The following article appeared in PaTLA News, a publication of the Pennsylvania Trial Lawyers Association in November, 1995.
Victims injured in motor vehicle-related accidents with no other insurance can still recover limited benefits for their injuries thanks to the efforts of PaTLA’s Amicus Curiae Committee. Amicus Committee members James R. Ronca of Harrisburg and Leonard A. Sloane of Media played key roles in the case by providing expert analysis and advocacy on behalf of injured victims.
On August 22, the Pennsylvania Supreme Court reversed the Superior Court’s decision in Pennsylvania Financial Responsibility Assigned Claims Plan v. English holding that victims injured while occupying or operating an uninsured motor vehicle after July 1, 1990, the effective date of the Act 6 amendments, are eligible for benefits under the Assigned Claims Plan. At issue was whether the Act 6 Amendments to the MVFRL, which provides optional UM/UIM coverage, effectively eliminated the obligation of the Assigned Claims Plan to pay benefits to persons otherwise eligible or injured while driving or occupying an uninsured vehicle. The Supreme Court held that the Assigned Claims Plan was required to provide such benefits and reversed the Superior Court.
PaTLA President Joanna Hamill Flum said that the Supreme Court’s decision in English “represents a significant victory for those Pennsylvanians who are most in need – victims who, through no fault of their own, have no other source of insurance coverage.” Hamill Flum said that English affects individuals who are very deserving of PaTLA’s help. “PaTLA recognizes the rights of motor vehicle accident victims, whether they are uninsured or underinsured, to receive fair compensation for their injuries,” she added. “We are proud of this recent victory and are grateful to Len Sloane, Jim Ronca and David Rosenberg for their efforts,” Hamill Flum added.
Rosenberg, who represented the appellant, Maria English, in Dauphin County Common Pleas Court and in Superior Court, said the victory would not have been possible without support from the Amicus Committee and the involvement of Sloane who prepared the brief and Ronca who argued the case. Rosenberg said it’s hard financially for a single law firm to go up against a large insurance company in these types of cases. “There are significant costs in bringing a case to the Supreme Court; PaTLA’s expert assistance was a big plus.” He said.

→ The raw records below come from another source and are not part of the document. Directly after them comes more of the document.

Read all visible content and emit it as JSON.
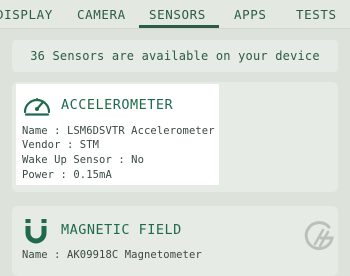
{
  "tabs": [
    {
      "label": "DISPLAY"
    },
    {
      "label": "CAMERA"
    },
    {
      "label": "SENSORS",
      "active": true
    },
    {
      "label": "APPS"
    },
    {
      "label": "TESTS"
    }
  ],
  "banner": "36 Sensors are available on your device",
  "sensors": [
    {
      "title": "ACCELEROMETER",
      "icon": "gauge-icon",
      "details": [
        "Name : LSM6DSVTR Accelerometer",
        "Vendor : STM",
        "Wake Up Sensor : No",
        "Power : 0.15mA"
      ]
    },
    {
      "title": "MAGNETIC FIELD",
      "icon": "magnet-icon",
      "details": [
        "Name : AK09918C Magnetometer"
      ]
    }
  ],
  "colors": {
    "accent": "#1f6a4d",
    "background": "#dde3db",
    "card": "#e7ebe5"
  },
  "fab_icon": "app-logo-icon"
}
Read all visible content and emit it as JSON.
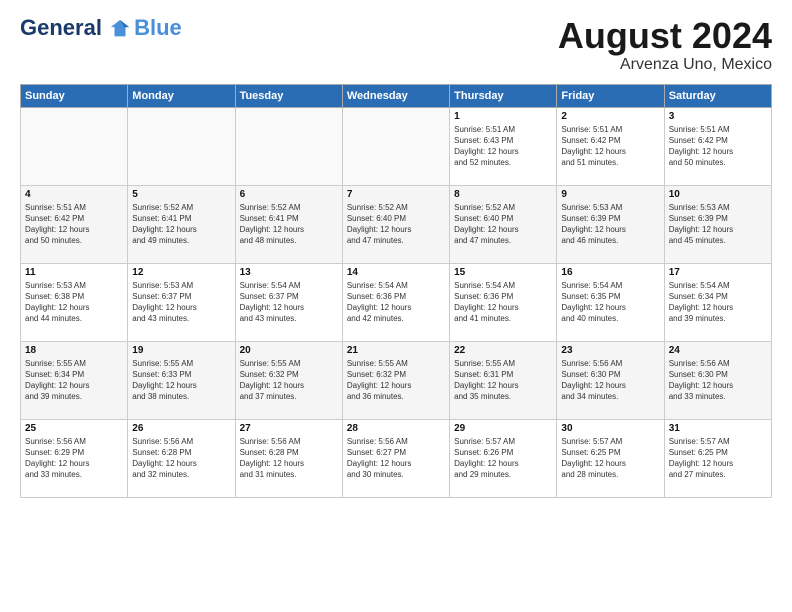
{
  "logo": {
    "line1": "General",
    "line2": "Blue"
  },
  "title": "August 2024",
  "location": "Arvenza Uno, Mexico",
  "days_header": [
    "Sunday",
    "Monday",
    "Tuesday",
    "Wednesday",
    "Thursday",
    "Friday",
    "Saturday"
  ],
  "weeks": [
    [
      {
        "day": "",
        "info": ""
      },
      {
        "day": "",
        "info": ""
      },
      {
        "day": "",
        "info": ""
      },
      {
        "day": "",
        "info": ""
      },
      {
        "day": "1",
        "info": "Sunrise: 5:51 AM\nSunset: 6:43 PM\nDaylight: 12 hours\nand 52 minutes."
      },
      {
        "day": "2",
        "info": "Sunrise: 5:51 AM\nSunset: 6:42 PM\nDaylight: 12 hours\nand 51 minutes."
      },
      {
        "day": "3",
        "info": "Sunrise: 5:51 AM\nSunset: 6:42 PM\nDaylight: 12 hours\nand 50 minutes."
      }
    ],
    [
      {
        "day": "4",
        "info": "Sunrise: 5:51 AM\nSunset: 6:42 PM\nDaylight: 12 hours\nand 50 minutes."
      },
      {
        "day": "5",
        "info": "Sunrise: 5:52 AM\nSunset: 6:41 PM\nDaylight: 12 hours\nand 49 minutes."
      },
      {
        "day": "6",
        "info": "Sunrise: 5:52 AM\nSunset: 6:41 PM\nDaylight: 12 hours\nand 48 minutes."
      },
      {
        "day": "7",
        "info": "Sunrise: 5:52 AM\nSunset: 6:40 PM\nDaylight: 12 hours\nand 47 minutes."
      },
      {
        "day": "8",
        "info": "Sunrise: 5:52 AM\nSunset: 6:40 PM\nDaylight: 12 hours\nand 47 minutes."
      },
      {
        "day": "9",
        "info": "Sunrise: 5:53 AM\nSunset: 6:39 PM\nDaylight: 12 hours\nand 46 minutes."
      },
      {
        "day": "10",
        "info": "Sunrise: 5:53 AM\nSunset: 6:39 PM\nDaylight: 12 hours\nand 45 minutes."
      }
    ],
    [
      {
        "day": "11",
        "info": "Sunrise: 5:53 AM\nSunset: 6:38 PM\nDaylight: 12 hours\nand 44 minutes."
      },
      {
        "day": "12",
        "info": "Sunrise: 5:53 AM\nSunset: 6:37 PM\nDaylight: 12 hours\nand 43 minutes."
      },
      {
        "day": "13",
        "info": "Sunrise: 5:54 AM\nSunset: 6:37 PM\nDaylight: 12 hours\nand 43 minutes."
      },
      {
        "day": "14",
        "info": "Sunrise: 5:54 AM\nSunset: 6:36 PM\nDaylight: 12 hours\nand 42 minutes."
      },
      {
        "day": "15",
        "info": "Sunrise: 5:54 AM\nSunset: 6:36 PM\nDaylight: 12 hours\nand 41 minutes."
      },
      {
        "day": "16",
        "info": "Sunrise: 5:54 AM\nSunset: 6:35 PM\nDaylight: 12 hours\nand 40 minutes."
      },
      {
        "day": "17",
        "info": "Sunrise: 5:54 AM\nSunset: 6:34 PM\nDaylight: 12 hours\nand 39 minutes."
      }
    ],
    [
      {
        "day": "18",
        "info": "Sunrise: 5:55 AM\nSunset: 6:34 PM\nDaylight: 12 hours\nand 39 minutes."
      },
      {
        "day": "19",
        "info": "Sunrise: 5:55 AM\nSunset: 6:33 PM\nDaylight: 12 hours\nand 38 minutes."
      },
      {
        "day": "20",
        "info": "Sunrise: 5:55 AM\nSunset: 6:32 PM\nDaylight: 12 hours\nand 37 minutes."
      },
      {
        "day": "21",
        "info": "Sunrise: 5:55 AM\nSunset: 6:32 PM\nDaylight: 12 hours\nand 36 minutes."
      },
      {
        "day": "22",
        "info": "Sunrise: 5:55 AM\nSunset: 6:31 PM\nDaylight: 12 hours\nand 35 minutes."
      },
      {
        "day": "23",
        "info": "Sunrise: 5:56 AM\nSunset: 6:30 PM\nDaylight: 12 hours\nand 34 minutes."
      },
      {
        "day": "24",
        "info": "Sunrise: 5:56 AM\nSunset: 6:30 PM\nDaylight: 12 hours\nand 33 minutes."
      }
    ],
    [
      {
        "day": "25",
        "info": "Sunrise: 5:56 AM\nSunset: 6:29 PM\nDaylight: 12 hours\nand 33 minutes."
      },
      {
        "day": "26",
        "info": "Sunrise: 5:56 AM\nSunset: 6:28 PM\nDaylight: 12 hours\nand 32 minutes."
      },
      {
        "day": "27",
        "info": "Sunrise: 5:56 AM\nSunset: 6:28 PM\nDaylight: 12 hours\nand 31 minutes."
      },
      {
        "day": "28",
        "info": "Sunrise: 5:56 AM\nSunset: 6:27 PM\nDaylight: 12 hours\nand 30 minutes."
      },
      {
        "day": "29",
        "info": "Sunrise: 5:57 AM\nSunset: 6:26 PM\nDaylight: 12 hours\nand 29 minutes."
      },
      {
        "day": "30",
        "info": "Sunrise: 5:57 AM\nSunset: 6:25 PM\nDaylight: 12 hours\nand 28 minutes."
      },
      {
        "day": "31",
        "info": "Sunrise: 5:57 AM\nSunset: 6:25 PM\nDaylight: 12 hours\nand 27 minutes."
      }
    ]
  ]
}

Rosenberg said that English will affect at least 2,000 cases across the state each year. Many of these will come from Philadelphia. The decision is important, said Rosenberg, because it will keep in place a mechanism for Pennsylvanians in need to pay for their medical bills. “We’re not talking about a lot of money,” said Rosenberg, noting that the maximum amount you can receive from the Assigned Claims Plan is $15,000 including $10,000 for pain and suffering.
The Assigned Claims Plan provides benefits for those individuals injured in a motor vehicle-related accident who have no other available source of insurance coverage. Owners of motor vehicles are ineligible to claim benefits under the Assigned Claims Plan.
On August 26, 1990, English, who was a passenger in an uninsured motor vehicle, which was stopped at an intersection, was seriously injured when the vehicle in which she was riding was struck by another uninsured vehicle. Thereafter, English applied for Assigned Claims Plan benefits. While the plan paid first-party benefits, it denied her UM claim for pain and suffering.
A declaratory judgment action was filed in the Court of Common Pleas of Dauphin County and the Trial Court ruled that English was held eligible for UM benefits under the plan. The Superior Court reversed, holding that English did not meet the eligibility requirements of the plan and, in effect, the Superior Court’s decision precluded anyone injured after July 1, 1990, from recovering from the Plan unless they were a pedestrian or a bicyclist.
Writing for the majority, Supreme Court Justice Ralph J. Cappy concluded that the Superior Court’s interpretation of the Assigned Claims Plan eligibility requirements was not only unfair but unreasonable. Justice Cappy held that denying Ms. English coverage would serve no purpose because she did not own a motor vehicle and therefore had no obligation to purchase insurance.